- Analysts were almost evenly split between hold, cut to 10.5%
- Central bank signals readiness to resume cuts if prices slow
Russia’s central bank said it’s prepared to restart easing policy soon if its forecasts for slowing inflation are confirmed.
The Bank of Russia will “continue with a downward revision of its key rate at one of its forthcoming” meetings if the consumer-price index drops in line with its forecasts, it said in a statement Friday. Policy makers the same day left borrowing costs unchanged for a second month, citing “persistent substantial inflation risks.”
“The central bank’s wording about possible easing is much stronger than usual,” Alexey Pogorelov, an economist at Credit Suisse in London, said by e-mail. “Today’s decision not to cut rates was hard, as we can see from a very dovish statement.”
Rate setters led by Governor Elvira Nabiullina are plotting a course for the world’s largest energy exporter out of a recession that threatens to be Russia’s longest in two decades. While the monetary authority has rolled back most of a December emergency rate increase, a fresh bout of ruble weakness forced policy makers to refrain from easing last time around after five consecutive cuts. The central bank this month warned that inflation expectations continued to rise in September, with prices growing almost four times as fast as its target.
“The most important point is that there was a very clear shift in tone,” Liza Ermolenko, an economist at Capital Economics Ltd. in London, said by e-mail. “It now looks like the December meeting will be an extremely close call with a distinct possibility that rates will be cut, but much depends on what happens to the ruble and inflation expectations.”
Policy makers left the one-week auction rate at 11 percent, the Bank of Russia said in a statement on Friday. Twenty of 39 economists predicted a cut to 10.5 percent, with the other 19 forecasting unchanged rates, the first time since the surveys started in October 2013 that opinions have been so divided.
“Inflation expectations, though having decreased as compared with September,
remain elevated,” the central bank said in its statement.

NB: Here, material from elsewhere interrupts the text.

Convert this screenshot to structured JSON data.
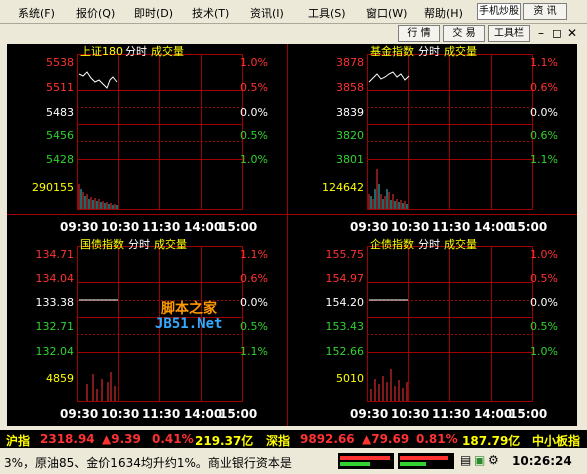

The ruble strengthened 1 percent to 63.7810 against the dollar as of 5:27 p.m. in Moscow. Even with a rebound since the last rate decision, the ruble has lost almost 35 percent against the dollar in the past 12 months, the world’s sixth-worst performance. Its three-month implied volatility, a measure of exchange-rate swings, is the highest globally, according to data compiled by Bloomberg.
Inflation slowed to 15.6 percent as of Oct. 26 from a 13-year high of 16.9 percent in March, according to the central bank. The rate will fall to less then 7 percent next October and will reach the 4 percent target of policy makers in 2017, it said. The consumer-price index will fall to 12.9 percent by the end of the year and to 7.3 percent at end-2016, according to a Bloomberg survey of economists.

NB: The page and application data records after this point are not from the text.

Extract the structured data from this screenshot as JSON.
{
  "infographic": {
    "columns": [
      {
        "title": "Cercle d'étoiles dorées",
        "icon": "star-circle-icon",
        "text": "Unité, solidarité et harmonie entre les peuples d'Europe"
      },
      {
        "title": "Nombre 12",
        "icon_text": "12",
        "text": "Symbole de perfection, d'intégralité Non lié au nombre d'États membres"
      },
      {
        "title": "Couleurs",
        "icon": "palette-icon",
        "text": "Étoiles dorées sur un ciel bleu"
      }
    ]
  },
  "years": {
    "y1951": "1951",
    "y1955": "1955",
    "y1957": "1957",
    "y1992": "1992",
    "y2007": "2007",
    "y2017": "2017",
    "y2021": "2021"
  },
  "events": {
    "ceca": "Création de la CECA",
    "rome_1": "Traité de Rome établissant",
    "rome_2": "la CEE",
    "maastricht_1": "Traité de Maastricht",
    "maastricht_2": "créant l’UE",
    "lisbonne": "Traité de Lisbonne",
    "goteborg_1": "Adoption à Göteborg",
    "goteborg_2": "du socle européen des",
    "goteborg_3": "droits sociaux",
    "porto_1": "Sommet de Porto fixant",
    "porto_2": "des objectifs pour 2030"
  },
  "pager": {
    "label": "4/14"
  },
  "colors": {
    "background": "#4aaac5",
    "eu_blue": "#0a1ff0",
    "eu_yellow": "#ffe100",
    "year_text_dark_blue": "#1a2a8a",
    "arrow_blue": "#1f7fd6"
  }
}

“The central bank is concerned over inflation expectations and isn’t rushing to cut rates as inflation is still far from its target,” Vladimir Bragin, head of research at Alfa Capital in Moscow, said by e-mail. “The question isn’t whether the central bank will cut the rate or not, it’s about when it will happen.”

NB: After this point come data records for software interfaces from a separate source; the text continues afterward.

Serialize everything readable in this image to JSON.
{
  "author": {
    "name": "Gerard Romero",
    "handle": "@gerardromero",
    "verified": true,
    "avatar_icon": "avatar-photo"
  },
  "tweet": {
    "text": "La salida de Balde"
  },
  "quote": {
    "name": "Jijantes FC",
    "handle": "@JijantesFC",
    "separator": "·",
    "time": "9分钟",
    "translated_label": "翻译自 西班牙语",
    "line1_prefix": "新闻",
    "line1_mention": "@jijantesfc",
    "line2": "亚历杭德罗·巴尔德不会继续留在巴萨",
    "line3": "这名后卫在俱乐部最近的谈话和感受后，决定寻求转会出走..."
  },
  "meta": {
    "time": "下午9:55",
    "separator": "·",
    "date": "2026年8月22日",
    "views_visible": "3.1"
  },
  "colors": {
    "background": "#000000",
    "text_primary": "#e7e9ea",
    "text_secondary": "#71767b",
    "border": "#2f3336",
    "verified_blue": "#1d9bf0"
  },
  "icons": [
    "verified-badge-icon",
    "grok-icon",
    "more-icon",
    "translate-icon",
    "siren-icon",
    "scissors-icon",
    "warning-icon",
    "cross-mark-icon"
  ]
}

The Bank of Russia has cut the rate by a cumulative 6 percentage points after it raised the benchmark to 17 percent last December to ward off the worst ruble crisis since 1998.
The key rate will be at 10.5 percent by the end of the year, according to the median forecast of 27 economists in a Bloomberg survey. Forward-rate agreements are also signaling 50 basis points, or 0.5 percentage point, of cuts in the next three months, according to data compiled by Bloomberg.
The risk at the next rate meeting on Dec. 11 is “an on-hold decision, due to the potential foreign-currency market pressure related to oil volatility and the Fed decision in December,” Alina Slyusarchuk, an analyst at Morgan Stanley, wrote in an e-mailed note.
The key rate may be near the level of inflation in two years if price growth eases to policy makers’ 4 percent target in 2017, Nabiullina said in an interview Oct. 13.
“Moderately tight monetary policy and weak domestic demand, driven by the low growth of the nominal income of the population help constrain the growth of consumer prices,” the bank said in the statement.